▶ [SOURCE MATERIAL]:

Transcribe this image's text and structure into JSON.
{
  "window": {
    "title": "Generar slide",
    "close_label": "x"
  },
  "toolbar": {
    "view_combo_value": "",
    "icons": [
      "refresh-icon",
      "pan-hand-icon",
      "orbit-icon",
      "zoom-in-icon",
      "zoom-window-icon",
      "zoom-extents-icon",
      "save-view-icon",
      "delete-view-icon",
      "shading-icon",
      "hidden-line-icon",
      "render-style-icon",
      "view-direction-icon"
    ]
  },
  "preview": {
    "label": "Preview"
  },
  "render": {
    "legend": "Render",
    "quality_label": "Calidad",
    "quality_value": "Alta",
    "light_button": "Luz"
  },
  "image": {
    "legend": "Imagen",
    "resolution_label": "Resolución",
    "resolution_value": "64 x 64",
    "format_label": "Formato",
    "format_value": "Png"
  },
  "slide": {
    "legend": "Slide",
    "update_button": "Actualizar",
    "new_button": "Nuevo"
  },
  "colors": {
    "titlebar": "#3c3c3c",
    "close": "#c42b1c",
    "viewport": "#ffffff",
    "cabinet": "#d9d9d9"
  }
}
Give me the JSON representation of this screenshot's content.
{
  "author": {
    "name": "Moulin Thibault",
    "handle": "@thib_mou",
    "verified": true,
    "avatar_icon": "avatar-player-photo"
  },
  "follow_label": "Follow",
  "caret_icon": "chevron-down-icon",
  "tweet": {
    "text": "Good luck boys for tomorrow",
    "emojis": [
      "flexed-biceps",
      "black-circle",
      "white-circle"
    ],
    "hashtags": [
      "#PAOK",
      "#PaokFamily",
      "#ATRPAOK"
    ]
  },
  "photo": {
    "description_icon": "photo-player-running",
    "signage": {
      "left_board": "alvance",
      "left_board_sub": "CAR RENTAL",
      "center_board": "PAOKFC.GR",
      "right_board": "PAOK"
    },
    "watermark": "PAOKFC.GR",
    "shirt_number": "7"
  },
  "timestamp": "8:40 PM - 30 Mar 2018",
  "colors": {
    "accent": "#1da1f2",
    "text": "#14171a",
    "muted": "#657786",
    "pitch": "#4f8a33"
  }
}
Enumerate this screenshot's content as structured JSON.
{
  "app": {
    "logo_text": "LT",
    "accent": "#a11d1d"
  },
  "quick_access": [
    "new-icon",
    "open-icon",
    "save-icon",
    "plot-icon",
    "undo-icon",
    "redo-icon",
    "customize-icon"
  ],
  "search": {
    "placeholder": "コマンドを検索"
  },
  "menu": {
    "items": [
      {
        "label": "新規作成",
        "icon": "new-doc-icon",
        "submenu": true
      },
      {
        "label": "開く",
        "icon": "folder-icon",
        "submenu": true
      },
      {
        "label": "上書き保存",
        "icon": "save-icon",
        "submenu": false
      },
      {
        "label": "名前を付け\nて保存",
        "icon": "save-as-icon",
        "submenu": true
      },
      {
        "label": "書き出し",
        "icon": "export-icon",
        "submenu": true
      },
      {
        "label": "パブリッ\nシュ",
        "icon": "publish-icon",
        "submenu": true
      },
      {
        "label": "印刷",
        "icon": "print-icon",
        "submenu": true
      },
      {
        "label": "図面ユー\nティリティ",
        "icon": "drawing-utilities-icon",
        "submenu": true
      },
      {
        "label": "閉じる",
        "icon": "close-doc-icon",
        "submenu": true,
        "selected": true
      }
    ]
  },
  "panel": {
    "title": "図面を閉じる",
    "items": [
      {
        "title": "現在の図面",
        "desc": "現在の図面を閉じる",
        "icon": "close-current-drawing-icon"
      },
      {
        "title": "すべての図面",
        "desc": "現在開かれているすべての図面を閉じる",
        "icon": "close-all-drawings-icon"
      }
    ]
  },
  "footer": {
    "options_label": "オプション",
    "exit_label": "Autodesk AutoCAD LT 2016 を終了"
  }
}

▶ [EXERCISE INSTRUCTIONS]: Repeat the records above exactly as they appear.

▶ [ANSWER BELOW]:
Transcribe this image's text and structure into JSON.
{
  "window": {
    "title": "Generar slide",
    "close_label": "x"
  },
  "toolbar": {
    "view_combo_value": "",
    "icons": [
      "refresh-icon",
      "pan-hand-icon",
      "orbit-icon",
      "zoom-in-icon",
      "zoom-window-icon",
      "zoom-extents-icon",
      "save-view-icon",
      "delete-view-icon",
      "shading-icon",
      "hidden-line-icon",
      "render-style-icon",
      "view-direction-icon"
    ]
  },
  "preview": {
    "label": "Preview"
  },
  "render": {
    "legend": "Render",
    "quality_label": "Calidad",
    "quality_value": "Alta",
    "light_button": "Luz"
  },
  "image": {
    "legend": "Imagen",
    "resolution_label": "Resolución",
    "resolution_value": "64 x 64",
    "format_label": "Formato",
    "format_value": "Png"
  },
  "slide": {
    "legend": "Slide",
    "update_button": "Actualizar",
    "new_button": "Nuevo"
  },
  "colors": {
    "titlebar": "#3c3c3c",
    "close": "#c42b1c",
    "viewport": "#ffffff",
    "cabinet": "#d9d9d9"
  }
}
Give me the JSON representation of this screenshot's content.
{
  "author": {
    "name": "Moulin Thibault",
    "handle": "@thib_mou",
    "verified": true,
    "avatar_icon": "avatar-player-photo"
  },
  "follow_label": "Follow",
  "caret_icon": "chevron-down-icon",
  "tweet": {
    "text": "Good luck boys for tomorrow",
    "emojis": [
      "flexed-biceps",
      "black-circle",
      "white-circle"
    ],
    "hashtags": [
      "#PAOK",
      "#PaokFamily",
      "#ATRPAOK"
    ]
  },
  "photo": {
    "description_icon": "photo-player-running",
    "signage": {
      "left_board": "alvance",
      "left_board_sub": "CAR RENTAL",
      "center_board": "PAOKFC.GR",
      "right_board": "PAOK"
    },
    "watermark": "PAOKFC.GR",
    "shirt_number": "7"
  },
  "timestamp": "8:40 PM - 30 Mar 2018",
  "colors": {
    "accent": "#1da1f2",
    "text": "#14171a",
    "muted": "#657786",
    "pitch": "#4f8a33"
  }
}
Enumerate this screenshot's content as structured JSON.
{
  "app": {
    "logo_text": "LT",
    "accent": "#a11d1d"
  },
  "quick_access": [
    "new-icon",
    "open-icon",
    "save-icon",
    "plot-icon",
    "undo-icon",
    "redo-icon",
    "customize-icon"
  ],
  "search": {
    "placeholder": "コマンドを検索"
  },
  "menu": {
    "items": [
      {
        "label": "新規作成",
        "icon": "new-doc-icon",
        "submenu": true
      },
      {
        "label": "開く",
        "icon": "folder-icon",
        "submenu": true
      },
      {
        "label": "上書き保存",
        "icon": "save-icon",
        "submenu": false
      },
      {
        "label": "名前を付け\nて保存",
        "icon": "save-as-icon",
        "submenu": true
      },
      {
        "label": "書き出し",
        "icon": "export-icon",
        "submenu": true
      },
      {
        "label": "パブリッ\nシュ",
        "icon": "publish-icon",
        "submenu": true
      },
      {
        "label": "印刷",
        "icon": "print-icon",
        "submenu": true
      },
      {
        "label": "図面ユー\nティリティ",
        "icon": "drawing-utilities-icon",
        "submenu": true
      },
      {
        "label": "閉じる",
        "icon": "close-doc-icon",
        "submenu": true,
        "selected": true
      }
    ]
  },
  "panel": {
    "title": "図面を閉じる",
    "items": [
      {
        "title": "現在の図面",
        "desc": "現在の図面を閉じる",
        "icon": "close-current-drawing-icon"
      },
      {
        "title": "すべての図面",
        "desc": "現在開かれているすべての図面を閉じる",
        "icon": "close-all-drawings-icon"
      }
    ]
  },
  "footer": {
    "options_label": "オプション",
    "exit_label": "Autodesk AutoCAD LT 2016 を終了"
  }
}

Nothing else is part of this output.